Which brings us to capital taxes, an area which has been studied closely by the Chancellor and his team. This is where it is vital that young entrepreneurs are not discouraged by increases in capital gains tax, and that we do not see imposition of wealth taxes on the living driving people overseas to seek their fortune. As Charlie Mullins, founder of Pimlico Plumbers and one of our ‘Track Record’ guests said in the Sunday Times on 21 February: ‘Founders will fly the nest if you hike taxes’.
The Chancellor should rather be looking carefully at Inheritance Tax as the way to fire up these young entrepreneurs, and particularly those from disadvantaged backgrounds. It has to be said that changes to Inheritance Tax to bring about inter-generational rebalancing have also not had a strong track record in the Conservative Party: it was Gordon Brown who introduced the Child Trust Fund, which is now starting to deliver results for thousands of young people reaching adulthood.
I hope Rishi Sunak will commit to looking closely at the work coming out of the Cambridge SHARE project over the coming years; but for now, this is an opportunity to set some principles for change. These should include:
- a commitment to move towards applying inheritance tax receipts to inter-generational rebalancing, as opposed to being absorbed into current government expenditure: not based on the IPPR's 2018 proposals, but directly addressing that challenge from the ‘Wellbeing of Future Generations’ Bill; and
- charting a path to remove the psychological burden of student debt from the shoulders of young people starting adult life, in order to give them real encouragement to build for the future.
Will Rishi Sunak rise to Lord Bird’s challenge? We shall see next week.
There's no doubt that Mr Sunak has proved to be both compassionate and smart in his handling of the pandemic - now he needs to be political and smart looking forwards.
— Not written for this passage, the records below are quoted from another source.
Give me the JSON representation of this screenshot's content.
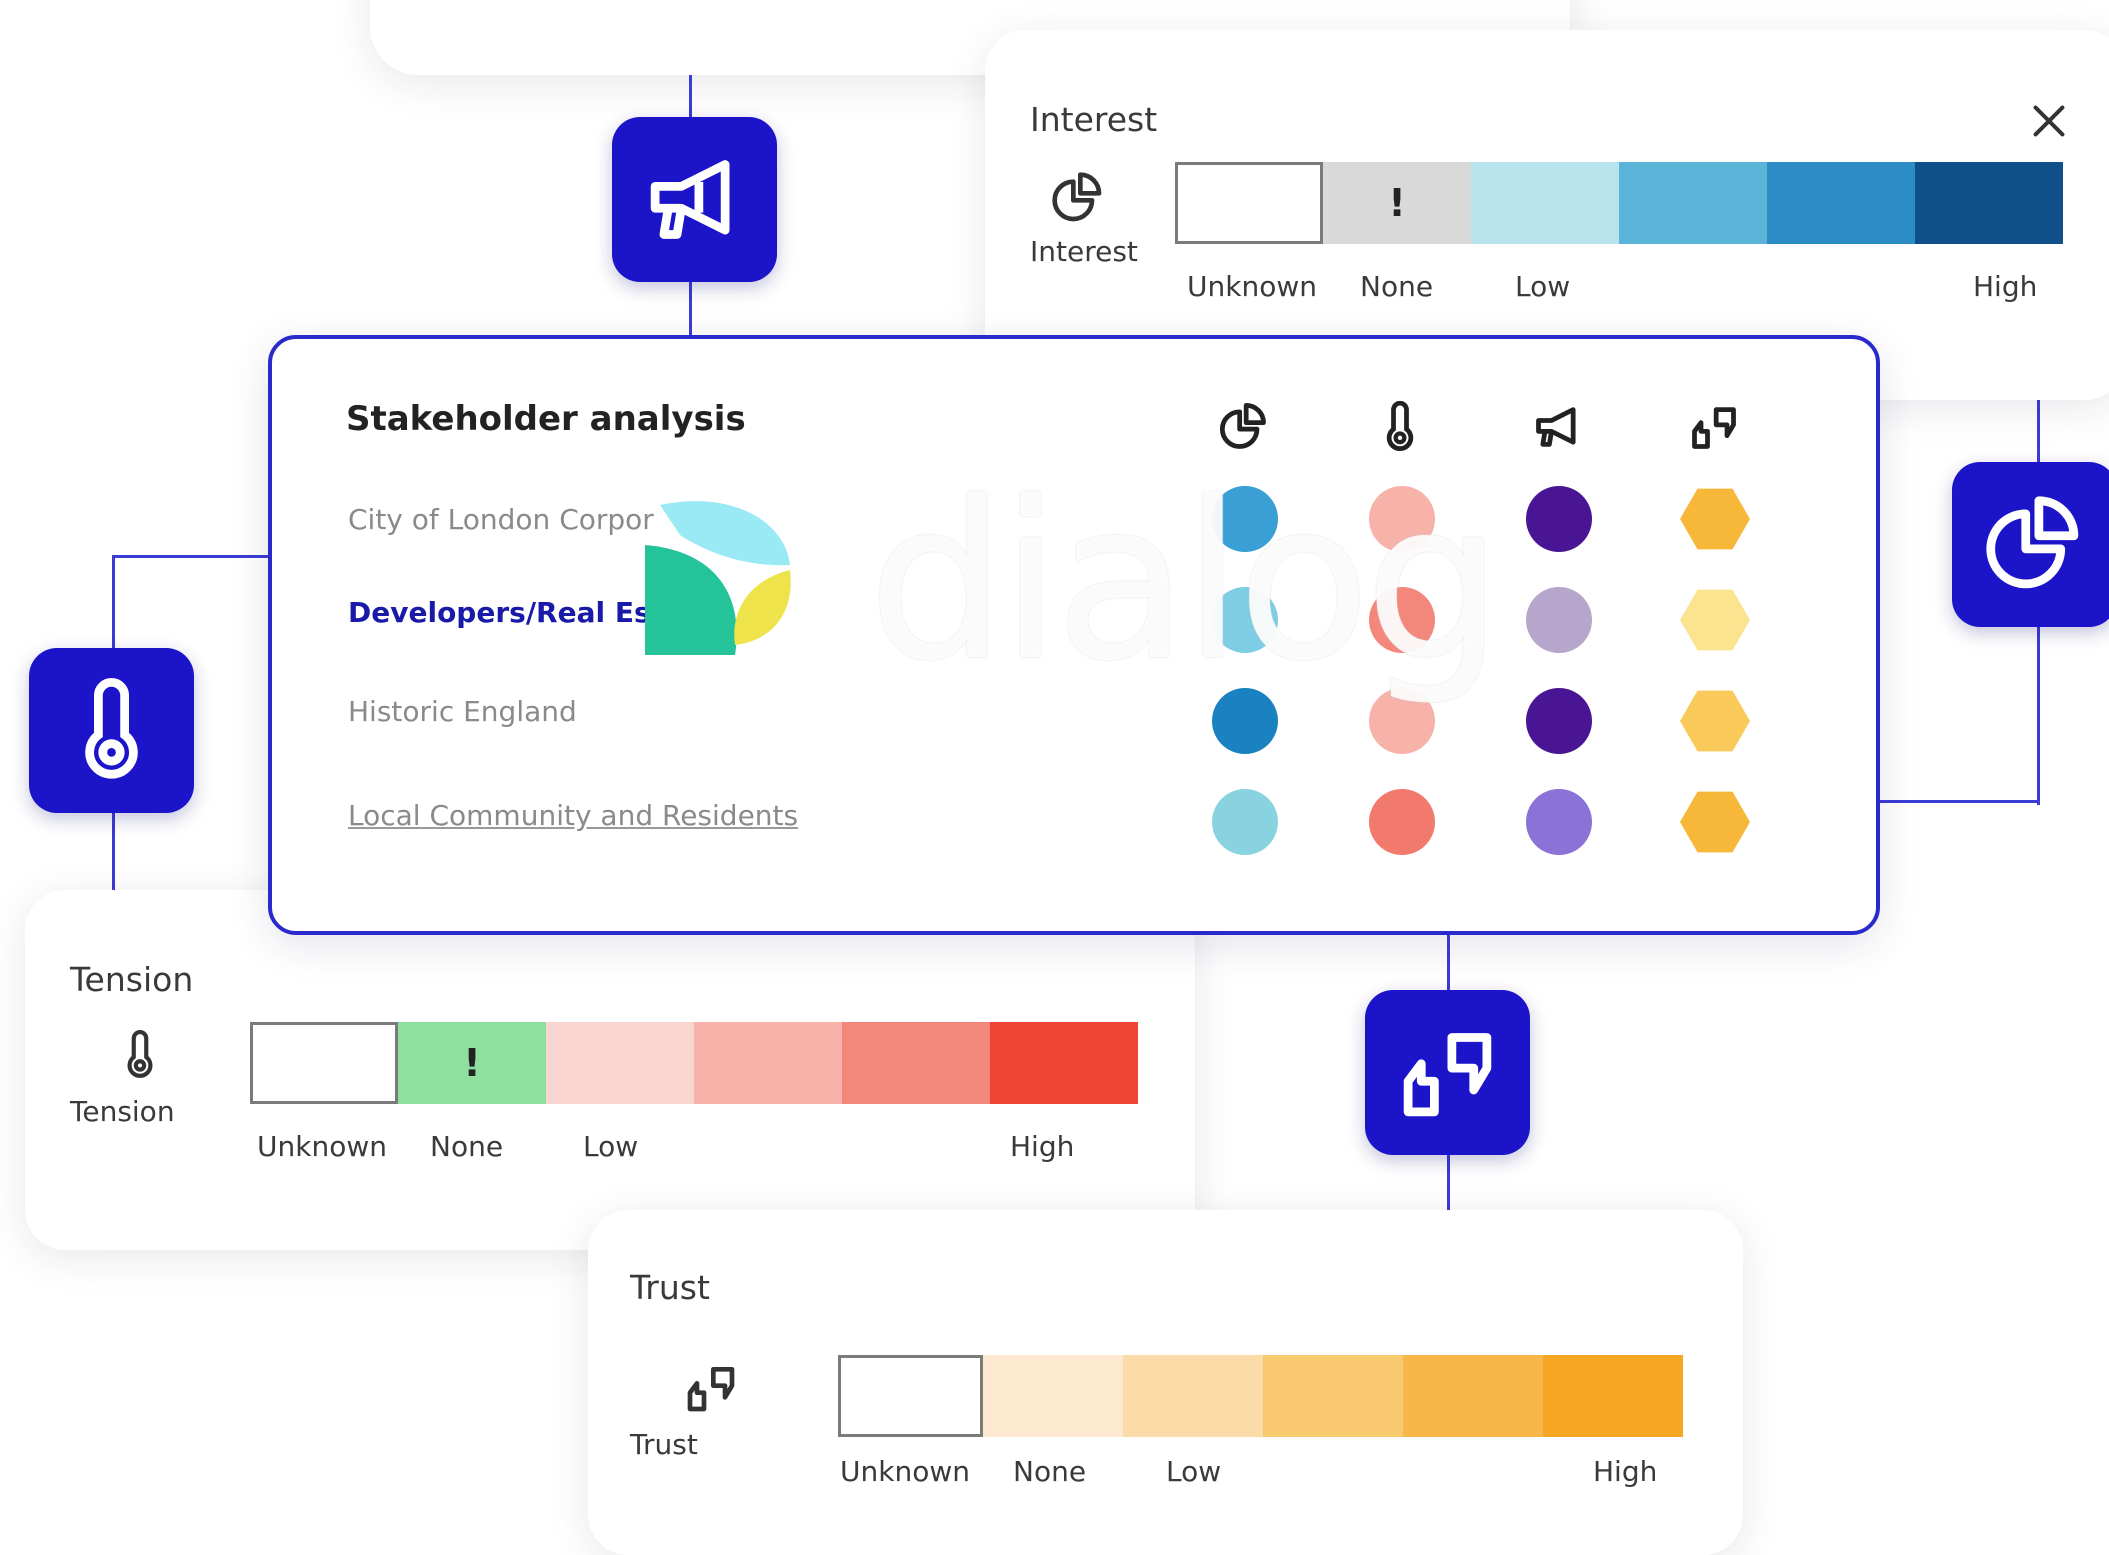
{
  "interest_panel": {
    "title": "Interest",
    "side_label": "Interest",
    "scale_labels": {
      "unknown": "Unknown",
      "none": "None",
      "low": "Low",
      "high": "High"
    },
    "none_marker": "!",
    "colors": [
      "#d9d9d9",
      "#b8e2ec",
      "#5bb4d8",
      "#2b8cc6",
      "#0f4f8a"
    ]
  },
  "tension_panel": {
    "title": "Tension",
    "side_label": "Tension",
    "scale_labels": {
      "unknown": "Unknown",
      "none": "None",
      "low": "Low",
      "high": "High"
    },
    "none_marker": "!",
    "colors": [
      "#8fe0a0",
      "#fad6d0",
      "#f7b2aa",
      "#f4877c",
      "#f04432"
    ]
  },
  "trust_panel": {
    "title": "Trust",
    "side_label": "Trust",
    "scale_labels": {
      "unknown": "Unknown",
      "none": "None",
      "low": "Low",
      "high": "High"
    },
    "colors": [
      "#fde9cf",
      "#fbdba8",
      "#f9c970",
      "#f7b74a",
      "#f5a623"
    ]
  },
  "stakeholder_analysis": {
    "title": "Stakeholder analysis",
    "rows": [
      {
        "label": "City of London Corpor",
        "interest": "#3a9fd4",
        "tension": "#f7b2aa",
        "influence": "#4a1595",
        "trust": "#f7b83a"
      },
      {
        "label": "Developers/Real Esta",
        "interest": "#7fcde5",
        "tension": "#f4877c",
        "influence": "#b7a6cc",
        "trust": "#fbe38f"
      },
      {
        "label": "Historic England",
        "interest": "#1a82c0",
        "tension": "#f7b2aa",
        "influence": "#4a1595",
        "trust": "#f9c95a"
      },
      {
        "label": "Local Community and Residents",
        "interest": "#89d3e1",
        "tension": "#f17a6c",
        "influence": "#8a72d6",
        "trust": "#f7b83a"
      }
    ]
  },
  "brand": {
    "logo_text": "dialog",
    "tile_color": "#1b14c8",
    "accent": "#2a2acc"
  }
}
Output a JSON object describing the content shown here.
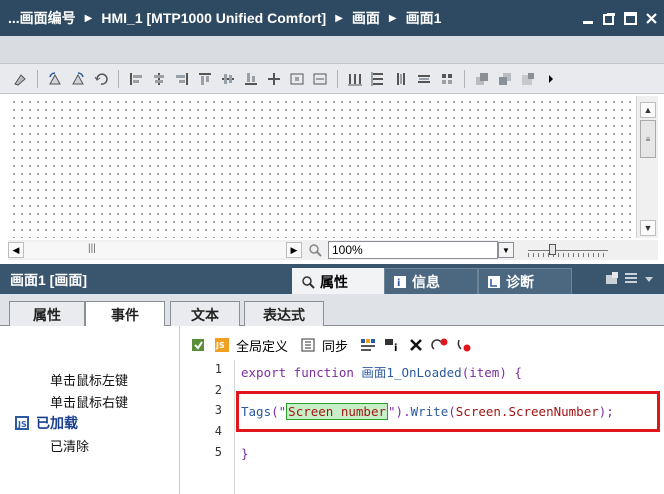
{
  "breadcrumb": {
    "items": [
      "...画面编号",
      "HMI_1 [MTP1000 Unified Comfort]",
      "画面",
      "画面1"
    ]
  },
  "canvas": {
    "zoom_value": "100%"
  },
  "inspector": {
    "object_title": "画面1 [画面]",
    "tabs": [
      {
        "label": "属性",
        "active": true
      },
      {
        "label": "信息",
        "active": false
      },
      {
        "label": "诊断",
        "active": false
      }
    ],
    "subtabs": [
      {
        "label": "属性",
        "active": false
      },
      {
        "label": "事件",
        "active": true
      },
      {
        "label": "文本",
        "active": false
      },
      {
        "label": "表达式",
        "active": false
      }
    ],
    "events": {
      "items": [
        "单击鼠标左键",
        "单击鼠标右键",
        "已加载",
        "已清除"
      ],
      "selected": "已加载"
    },
    "editor_toolbar": {
      "global_definition_label": "全局定义",
      "sync_label": "同步"
    },
    "code": {
      "line_numbers": [
        "1",
        "2",
        "3",
        "4",
        "5"
      ],
      "line1": {
        "kw": "export function",
        "name": "画面1_OnLoaded",
        "args": "(item) {"
      },
      "line3": {
        "obj": "Tags",
        "open": "(\"",
        "arg": "Screen number",
        "close": "\").",
        "method": "Write",
        "paren": "(",
        "value": "Screen.ScreenNumber",
        "end": ");"
      },
      "line5": "}"
    }
  },
  "colors": {
    "titlebar": "#2e4a62",
    "highlight_box": "#e0161b",
    "selected_event": "#1a3f8f"
  }
}
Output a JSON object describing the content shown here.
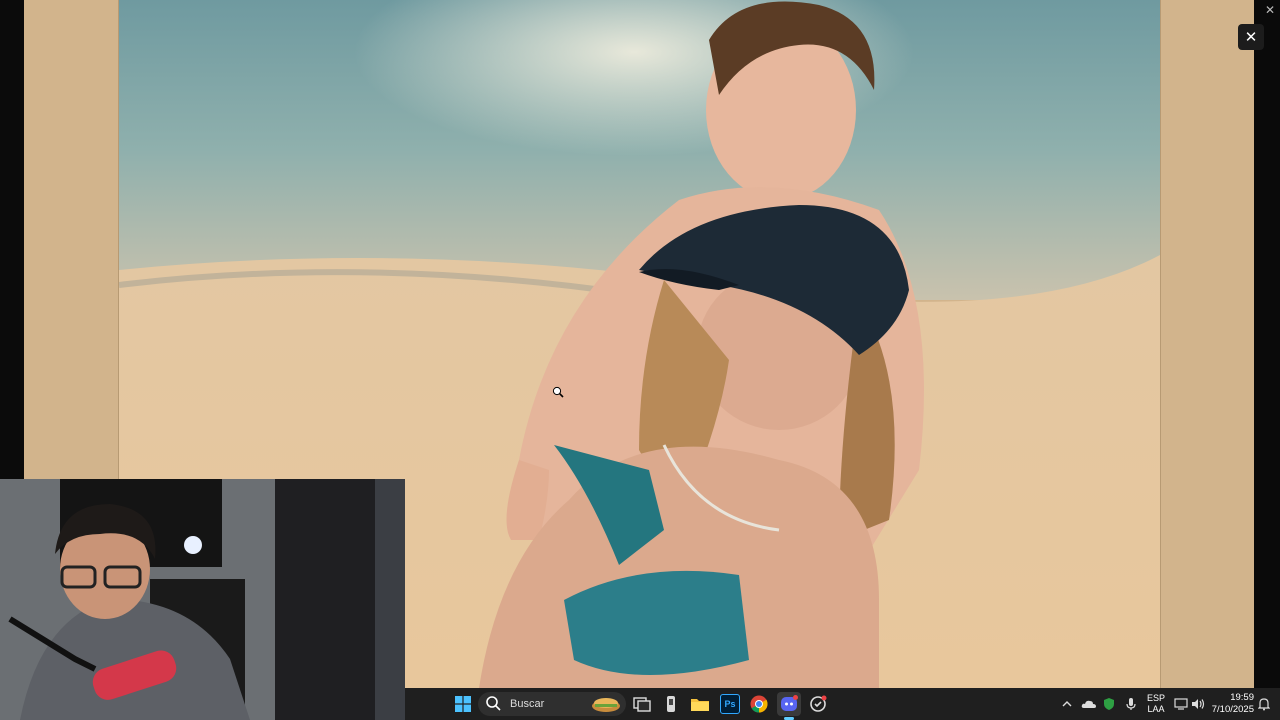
{
  "viewer": {
    "close_label": "✕",
    "window_close_label": "✕"
  },
  "taskbar": {
    "search_placeholder": "Buscar",
    "apps": [
      "start-icon",
      "search-icon",
      "widgets-icon",
      "task-view-icon",
      "app-icon",
      "file-explorer-icon",
      "photoshop-icon",
      "chrome-icon",
      "discord-icon",
      "app-icon"
    ],
    "photoshop_label": "Ps",
    "language_line1": "ESP",
    "language_line2": "LAA",
    "time": "19:59",
    "date": "7/10/2025"
  },
  "colors": {
    "frame": "#d2b48c",
    "taskbar": "#1f1f1f",
    "accent": "#0078d4"
  }
}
And finally - our fortnightly analysis of Covid-19 mortality rates, showing some improvement:
Gavin Oldham OBE